A Western starring: Emma Lewick Woodin
I love the AMC series, “Hell on Wheels”. When I watch it, I’m always flooded with the memory of my father sharing the story of our family working on the railroad in Kansas in the late 1800’s. Yes I realize the AMC series is immediately following the Civil war and is a good 10-15 years before the Lewicks were working on the railroad. But imagine your great-grandfather as Cullen Bohannon. Oh my, another reason why I love “Hell on Wheels”. Emma Lewick Woodin doesn’t star in the series but after watching “Hell on Wheels” you can almost imagine her life as the wife of a Railroad Conductor in late 1800’s.
My father maintained that the shotgun which hung over the fireplace in the house on Grass Lake Road was the gun his grandfather, William, took to Kansas. My cousin Brain shared that his brother Tim had a pistol that he inherited from his parents (Ruth and Reuben). The pistol was rumored to have spent time in Kansas too. It is fairly small, well worn and it looked like it spent a lot of time in overall pockets. But I’m getting ahead of myself, this story is about Emma Lewick Woodin. Most of her adult life played out on the Western Frontier. She was the only sister of William Gottlieb Lewick (my Great Grandfather) and Andrew and Corneila Lewick’s first child. I believe that I’ve mentioned before that Andrew was a scoundrel. You can read his story here.
Temple, Texas Postcards
William Lewick’s sister was a mystery until a postcard from Temple, Texas addressed to Mrs. C. Lewick was found in Ruth’s postcard collection. (Martha and I recently scanned many of these postcards to share with the world or maybe just a few bored family members.) I held up the Temple, Texas postcard and asked Martha, “Cornelia’s daughter lived in Temple, Texas?” She said, “I don’t know but here is a card to Ruth and it addresses her as Dear Niece and is signed Aunt Emma.” It was like finding a needle in a haystack, we’d found William’s sister! But no last name.
The note on this postcard cracks me up every time I read it:
Dear Mother, Has that pattern you sent me any collar or cuff to it — you did not send any if it has please send it and tell me how to finish it off. Will write soon.
You can hear the annoyance in Emma’s voice. Her mother, Cornelia, an accomplished dressmaker had sent her an incomplete pattern. It has occurred to me that perhaps Cornelia was starting a new fashion craze. Clearly Emma didn’t care for the style.
Where the confusion started…

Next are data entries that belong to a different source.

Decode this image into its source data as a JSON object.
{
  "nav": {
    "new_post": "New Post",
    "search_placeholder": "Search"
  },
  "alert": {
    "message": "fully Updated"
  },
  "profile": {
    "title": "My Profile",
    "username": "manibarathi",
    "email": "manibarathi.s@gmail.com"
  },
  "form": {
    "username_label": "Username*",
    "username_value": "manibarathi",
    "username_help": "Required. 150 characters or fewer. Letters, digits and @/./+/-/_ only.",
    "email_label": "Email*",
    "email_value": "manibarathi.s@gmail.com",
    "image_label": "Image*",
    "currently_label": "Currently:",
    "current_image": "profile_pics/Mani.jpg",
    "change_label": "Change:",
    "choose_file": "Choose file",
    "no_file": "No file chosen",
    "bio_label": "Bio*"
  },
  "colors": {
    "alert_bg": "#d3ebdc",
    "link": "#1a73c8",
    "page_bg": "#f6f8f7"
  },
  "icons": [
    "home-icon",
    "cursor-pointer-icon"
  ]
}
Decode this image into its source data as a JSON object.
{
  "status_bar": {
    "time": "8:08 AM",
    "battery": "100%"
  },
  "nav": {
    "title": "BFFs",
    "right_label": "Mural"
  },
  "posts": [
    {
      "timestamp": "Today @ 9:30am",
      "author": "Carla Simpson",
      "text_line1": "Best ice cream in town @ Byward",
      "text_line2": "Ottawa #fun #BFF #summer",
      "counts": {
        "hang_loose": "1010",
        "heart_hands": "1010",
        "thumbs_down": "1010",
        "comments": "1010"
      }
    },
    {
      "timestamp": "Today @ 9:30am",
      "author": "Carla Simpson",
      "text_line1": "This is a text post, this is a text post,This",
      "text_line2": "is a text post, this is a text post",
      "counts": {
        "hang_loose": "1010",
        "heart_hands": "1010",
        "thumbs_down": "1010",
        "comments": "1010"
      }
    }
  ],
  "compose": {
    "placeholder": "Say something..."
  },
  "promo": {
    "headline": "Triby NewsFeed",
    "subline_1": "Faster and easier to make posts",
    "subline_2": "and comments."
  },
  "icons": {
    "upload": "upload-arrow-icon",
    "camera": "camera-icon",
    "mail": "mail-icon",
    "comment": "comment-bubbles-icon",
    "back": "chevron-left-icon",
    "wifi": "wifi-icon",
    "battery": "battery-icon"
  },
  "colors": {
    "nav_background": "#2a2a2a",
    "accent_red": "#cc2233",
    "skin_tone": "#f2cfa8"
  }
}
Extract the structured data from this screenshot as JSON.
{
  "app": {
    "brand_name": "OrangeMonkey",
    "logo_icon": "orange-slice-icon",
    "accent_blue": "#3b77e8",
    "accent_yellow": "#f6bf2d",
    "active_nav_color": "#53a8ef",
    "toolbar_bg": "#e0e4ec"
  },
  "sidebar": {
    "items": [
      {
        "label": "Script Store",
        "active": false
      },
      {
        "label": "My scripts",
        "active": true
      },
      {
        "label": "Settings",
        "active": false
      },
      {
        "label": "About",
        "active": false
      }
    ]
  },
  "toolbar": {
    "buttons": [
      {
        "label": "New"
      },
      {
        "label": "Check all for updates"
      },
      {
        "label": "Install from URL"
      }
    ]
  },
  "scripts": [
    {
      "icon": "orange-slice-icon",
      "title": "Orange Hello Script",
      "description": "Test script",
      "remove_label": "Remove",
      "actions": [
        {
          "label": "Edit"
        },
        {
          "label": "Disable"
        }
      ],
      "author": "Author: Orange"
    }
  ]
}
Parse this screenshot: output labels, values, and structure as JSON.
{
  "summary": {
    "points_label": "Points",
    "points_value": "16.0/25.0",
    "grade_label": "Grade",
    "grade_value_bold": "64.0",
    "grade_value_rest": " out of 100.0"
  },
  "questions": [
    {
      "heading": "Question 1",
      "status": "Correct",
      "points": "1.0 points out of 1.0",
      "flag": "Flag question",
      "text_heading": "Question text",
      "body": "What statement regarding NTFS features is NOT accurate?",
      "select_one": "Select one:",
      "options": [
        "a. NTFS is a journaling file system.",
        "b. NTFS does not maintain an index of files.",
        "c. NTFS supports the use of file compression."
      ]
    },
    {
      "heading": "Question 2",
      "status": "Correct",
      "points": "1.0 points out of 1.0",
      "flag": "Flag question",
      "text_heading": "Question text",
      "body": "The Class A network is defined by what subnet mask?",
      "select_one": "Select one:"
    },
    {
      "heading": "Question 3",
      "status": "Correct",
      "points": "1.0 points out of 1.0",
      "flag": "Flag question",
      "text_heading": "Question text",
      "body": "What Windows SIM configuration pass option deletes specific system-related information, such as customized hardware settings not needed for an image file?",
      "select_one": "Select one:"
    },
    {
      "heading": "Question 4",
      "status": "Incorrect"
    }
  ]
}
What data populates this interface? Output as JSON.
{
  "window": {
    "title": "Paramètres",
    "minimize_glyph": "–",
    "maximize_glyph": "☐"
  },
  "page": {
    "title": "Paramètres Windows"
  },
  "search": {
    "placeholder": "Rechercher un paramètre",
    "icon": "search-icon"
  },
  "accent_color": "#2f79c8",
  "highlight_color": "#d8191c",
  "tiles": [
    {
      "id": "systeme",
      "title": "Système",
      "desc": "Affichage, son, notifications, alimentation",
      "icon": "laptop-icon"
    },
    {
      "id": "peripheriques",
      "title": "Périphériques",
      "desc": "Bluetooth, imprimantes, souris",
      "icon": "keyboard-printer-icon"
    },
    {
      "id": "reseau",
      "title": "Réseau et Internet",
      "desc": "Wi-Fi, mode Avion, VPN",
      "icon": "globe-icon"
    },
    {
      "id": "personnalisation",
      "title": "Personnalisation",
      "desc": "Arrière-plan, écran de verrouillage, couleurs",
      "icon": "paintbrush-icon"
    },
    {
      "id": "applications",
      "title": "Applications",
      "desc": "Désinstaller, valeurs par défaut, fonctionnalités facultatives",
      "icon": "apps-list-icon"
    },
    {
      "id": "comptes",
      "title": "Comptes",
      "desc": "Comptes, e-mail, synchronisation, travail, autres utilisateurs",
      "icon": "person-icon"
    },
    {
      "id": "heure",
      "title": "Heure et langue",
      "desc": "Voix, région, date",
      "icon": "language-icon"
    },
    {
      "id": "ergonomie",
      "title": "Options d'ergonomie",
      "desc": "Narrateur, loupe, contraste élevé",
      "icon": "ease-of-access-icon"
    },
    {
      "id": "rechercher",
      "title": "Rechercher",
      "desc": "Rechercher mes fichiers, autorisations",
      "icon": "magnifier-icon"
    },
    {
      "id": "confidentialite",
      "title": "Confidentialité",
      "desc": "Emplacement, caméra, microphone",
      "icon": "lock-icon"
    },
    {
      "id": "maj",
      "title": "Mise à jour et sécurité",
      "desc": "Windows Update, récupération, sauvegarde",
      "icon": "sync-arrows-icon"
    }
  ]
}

On the 1860 Michigan Census, Cornelia listed a daughter named Eliza, age 7. She also listed an Andrew Lewick age 42. Both of these entries have caused much confusion. Her husband Andrew Lewick, was born in 1829 so he would have been 31 not 42. And he’d already set sail for California. Was there a second Andrew or was Cornelia just fibbing a little? It would have been nice if she’d listed her daughter as Emma and not Eliza. That has caused much consternation for my sister Mary and cousin Brian. Names were a fluid thing I guess.
Meet Emma Lewick Woodin
Emma’s Husband, Charles Woodin
Emma met Charles in Chelsea. His father owned a farm in Sylvan Township. Emma married Charlies Woodin in 1874 in Jackson, Michigan.
The Woodin Family
Lucy, Charle’s mother was from Canada.Why is this important? Well, Mary Stevenson, William Lewick’s wife was also from Canada. And on the 1860 Michigan census, the Woodins listed an Edo Stephenson as living with them. (Stephenson and Stevenson are interchangeable, sort like Lewick and Luick). This was a very small community. In 1855, the total population of the Chelsea area was 200. So perhaps this is how William met his wife, Mary Elizabeth Stephenson. Remember, Emma is 7 years older than her brother William. By 1880 Emma and Charles Woodin were living in Topeka, Kansas.
Emma and Charles were living in Temple, Texas with their adopted son Huh Newland for the 1900 Census. Emma sent this postcard to her mother, Cornelia in 1908.
Emma’s house probably looked very similar to these houses. She and Charles were listed in the City Directory as living on South 11th Street and this is a picture of Ninth Street.
Charles died before the 1920 census but Emma lived the rest of her life in Temple, Texas with her son Hugh. She was 83 when she died.
This is just the beginning of the Lewick Family’s Western mini-series. William Lewick, Emma Woodin’s brother, also traveled west and worked on the railroad. There is much folklore surrounding his Western tale. We would all love to know the real reason why he went West. We’ll never truly know the catalyst for the trip but Mary and Brian are busy looking details to support our theory and I hope to share it very soon.
As always, this post would not have been possible without the help of many individuals.
Special thanks to Brian, Mary and Martha for dusting off pictures and sharing stories.
If you have more content to add please leave a comment, call or email me!